In the preface to The contest for Aboriginal souls: European missionary agendas in Australia, Regina Ganter notes that her analysis of non-European missionary activity in Australia is from ‘the other side of the altar’ (p.xxii) following Henry Reynolds’ approach of examining frontier contact from a different perspective. Rather than regarding missionaries as just another component of the overall colonial apparatus, this book analyses mission activity from the perspective of ‘missionaries themselves’ (p.xxii). Even though the mission experience has been a defining one for many Aboriginal and Torres Strait Islander people and has been important in shaping relationships between them and settler Australians, it has mostly been peripheral to studies of contact history. While there is a growing body of recent research on the history of Englishspeaking Australian missions to Aborigines, this is not the case with the large number of non-English- (mainly German-) speaking missions. By using primary material mostly from German archives, not previously accessed by English-speaking researchers, Ganter provides a wealth of new knowledge.
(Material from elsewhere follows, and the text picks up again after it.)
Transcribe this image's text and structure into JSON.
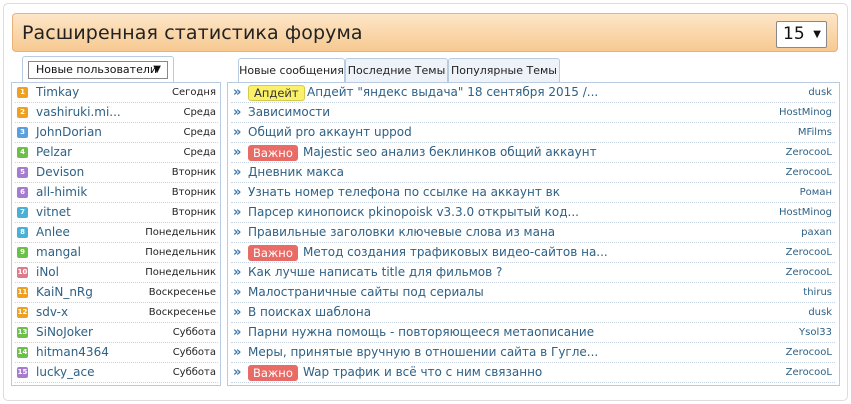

As she points out, in the second half of the nineteenth century ‘half of all mission efforts in Australia were staffed with German speakers’ (p.ix). This book and the accompanying website1 have synthesised a vast amount of material about non-English-speaking missionary activity from various Christian denominations across Australia over the whole mission era, broadening our understanding of this significant aspect of contact history.
Review Single Work
European missionaries in Australia, Aboriginal missions